When Southerlyn learns Myers had a history of harming women, she questions Barrett, who says that as a child Myers witnessed his mother murder his father. Ever since then, he has had fantasies about stabbing a woman. Myers' lawyer, furious that the prosecutors spoke to Barrett, changes his plea to an InsanityDefence. Myers tells Skoda that the victim, Carrie, reminded him of his mother so he killed her. In court, the defence and Barrett argue Myers had developed schizophrenia. But Barrett's testimony leads the prosecutors to believe that he knew Carrie.

Southerlyn learns Carrie had been Barrett's patient, and they had a relationship; when they broke up, she threatened to sue him for malpractice. Subsequently Barrett gave Carrie's roommate a ticket for the play Myers was going to. [=McCoy=] confronts Myers, Barrett, and the defence with the knowledge Barrett manipulated Myers into killing Carrie. But Barrett's influence over Myers is so strong that Myers will not implicate him, and faces a manslaughter charge with a possible life sentence. Barrett professes concern for Myers' welfare, but [=McCoy=] wryly says that jail will do wonders for his mental health.

!!!This episode contains examples of:
* AbusiveParents: Myers' mother seems to have been very abusive.
* TheBadGuysWin: Barrett gets away with everything.
* DoubleStandardAbuseFemaleOnMale: Averted. Carrie had been violent toward her ex-boyfriend, and a court took this completely seriously and ordered her to attend therapy.
* InsistentTerminology: Dalton is very clear that she is Myers' personal assistant, not maid or servant.
* PoisonousFriend: Barrett is a variant of this.
* StarvingArtist: Carrie Gunderson was an aspiring actress who'd been out of work for a long time.
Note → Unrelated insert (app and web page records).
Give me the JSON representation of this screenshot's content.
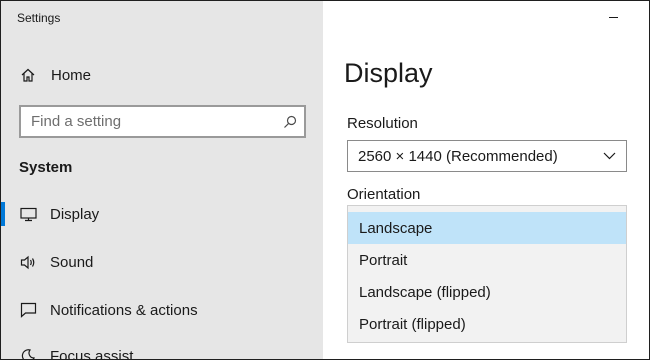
{
  "window": {
    "title": "Settings",
    "minimize_symbol": "–"
  },
  "sidebar": {
    "home": {
      "label": "Home",
      "icon": "home-icon"
    },
    "search": {
      "placeholder": "Find a setting",
      "icon": "search-icon"
    },
    "section_title": "System",
    "items": [
      {
        "label": "Display",
        "icon": "monitor-icon",
        "selected": true
      },
      {
        "label": "Sound",
        "icon": "speaker-icon",
        "selected": false
      },
      {
        "label": "Notifications & actions",
        "icon": "message-icon",
        "selected": false
      },
      {
        "label": "Focus assist",
        "icon": "moon-icon",
        "selected": false
      }
    ]
  },
  "main": {
    "page_title": "Display",
    "resolution": {
      "label": "Resolution",
      "value": "2560 × 1440 (Recommended)",
      "icon": "chevron-down-icon"
    },
    "orientation": {
      "label": "Orientation",
      "options": [
        {
          "label": "Landscape",
          "selected": true
        },
        {
          "label": "Portrait",
          "selected": false
        },
        {
          "label": "Landscape (flipped)",
          "selected": false
        },
        {
          "label": "Portrait (flipped)",
          "selected": false
        }
      ]
    }
  },
  "colors": {
    "accent": "#0078d7",
    "sidebar_bg": "#e6e6e6",
    "selected_option_bg": "#bfe3f9",
    "dropdown_list_bg": "#f2f2f2"
  }
}
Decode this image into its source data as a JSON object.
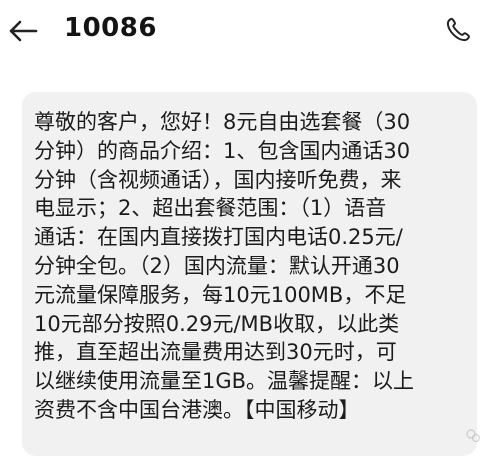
{
  "header": {
    "title": "10086",
    "back_icon": "arrow-left-icon",
    "call_icon": "phone-icon"
  },
  "message": {
    "lines": [
      "尊敬的客户，您好！8元自由选套餐（30",
      "分钟）的商品介绍：1、包含国内通话30",
      "分钟（含视频通话），国内接听免费，来",
      "电显示；2、超出套餐范围：（1）语音",
      "通话：在国内直接拨打国内电话0.25元/",
      "分钟全包。（2）国内流量：默认开通30",
      "元流量保障服务，每10元100MB，不足",
      "10元部分按照0.29元/MB收取，以此类",
      "推，直至超出流量费用达到30元时，可",
      "以继续使用流量至1GB。温馨提醒：以上",
      "资费不含中国台港澳。【中国移动】"
    ]
  },
  "colors": {
    "background": "#ffffff",
    "bubble": "#f1f1f1",
    "text": "#1c1c1c"
  }
}
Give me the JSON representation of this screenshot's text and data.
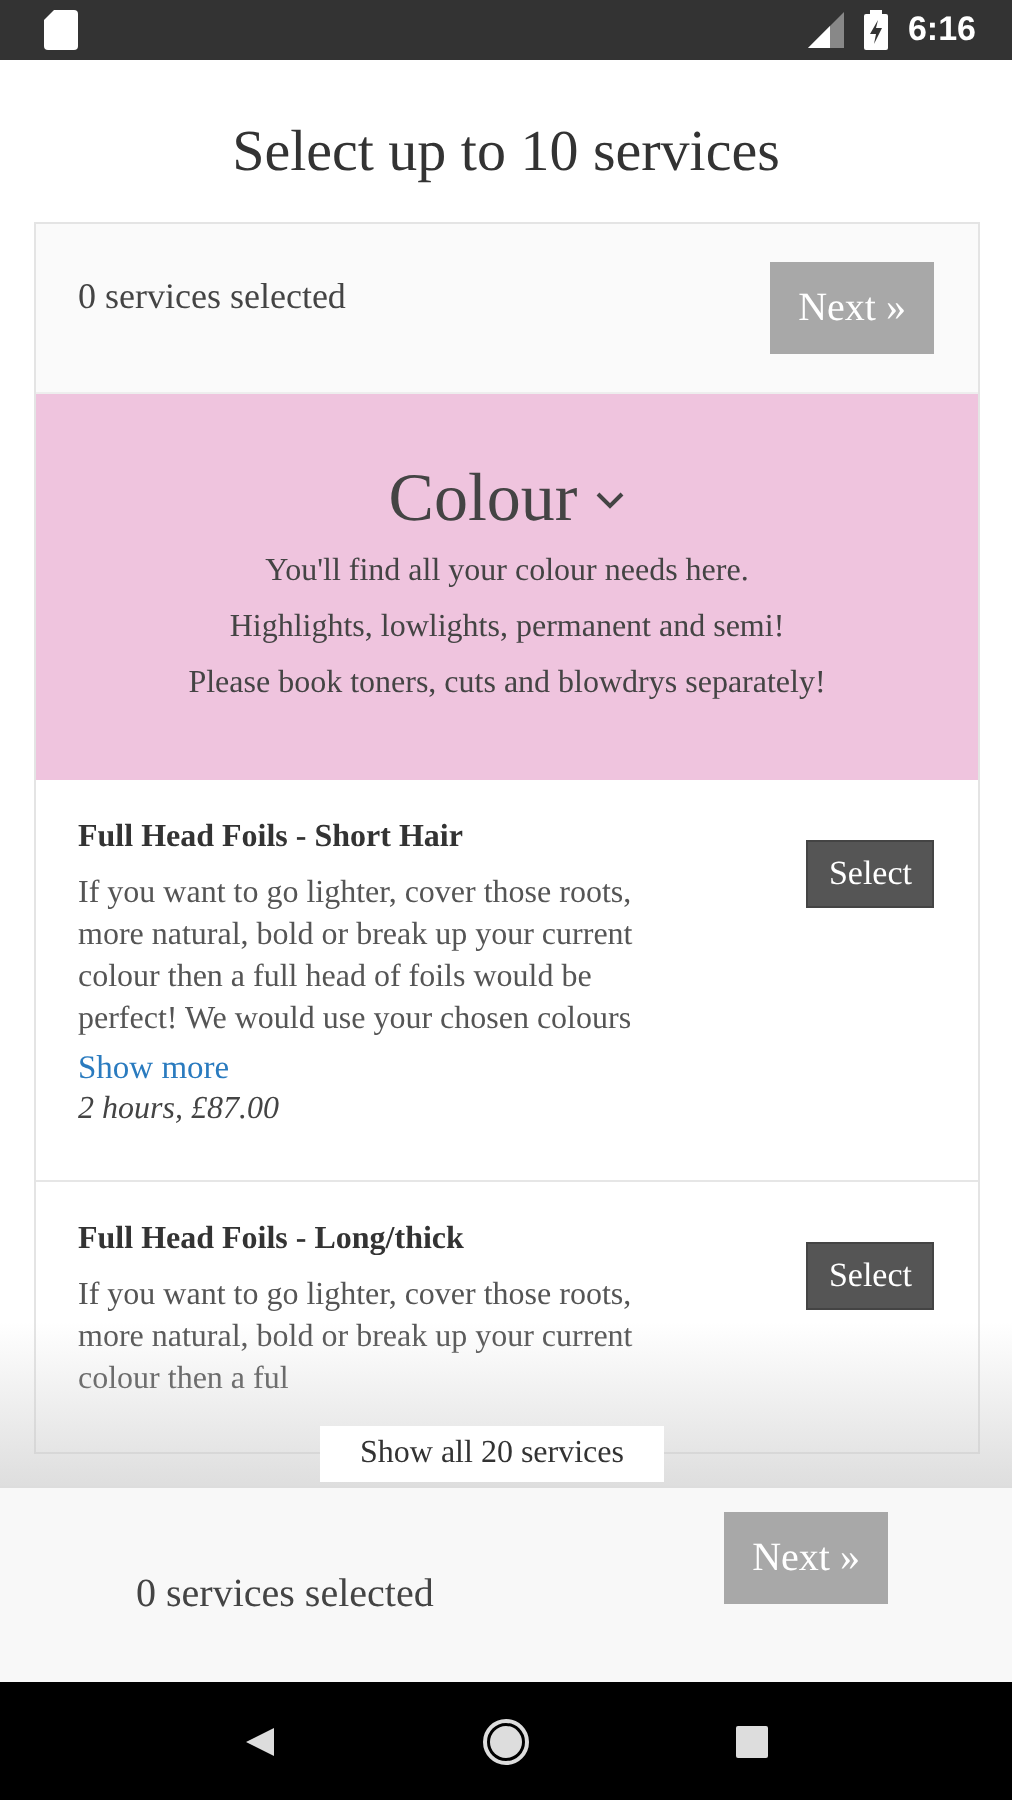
{
  "status_bar": {
    "time": "6:16"
  },
  "title": "Select up to 10 services",
  "selection_bar": {
    "count_text": "0 services selected",
    "next_button": {
      "label": "Next »",
      "disabled": true
    }
  },
  "category": {
    "name": "Colour",
    "expanded": true,
    "lines": [
      "You'll find all your colour needs here.",
      "Highlights, lowlights, permanent and semi!",
      "Please book toners, cuts and blowdrys separately!"
    ]
  },
  "services": [
    {
      "name": "Full Head Foils - Short Hair",
      "description": "If you want to go lighter, cover those roots, more natural, bold or break up your current colour then a full head of foils would be perfect! We would use your chosen colours",
      "show_more": "Show more",
      "duration_price": "2 hours, £87.00",
      "button": "Select"
    },
    {
      "name": "Full Head Foils - Long/thick",
      "description": "If you want to go lighter, cover those roots, more natural, bold or break up your current colour then a ful",
      "button": "Select"
    }
  ],
  "show_all_button": "Show all 20 services",
  "bottom_bar": {
    "count_text": "0 services selected",
    "next_button": {
      "label": "Next »",
      "disabled": true
    }
  }
}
Showing 3 edit(s) of 3

Top

How well does it match the trope?

Example of:

/

Media sources:

/

Report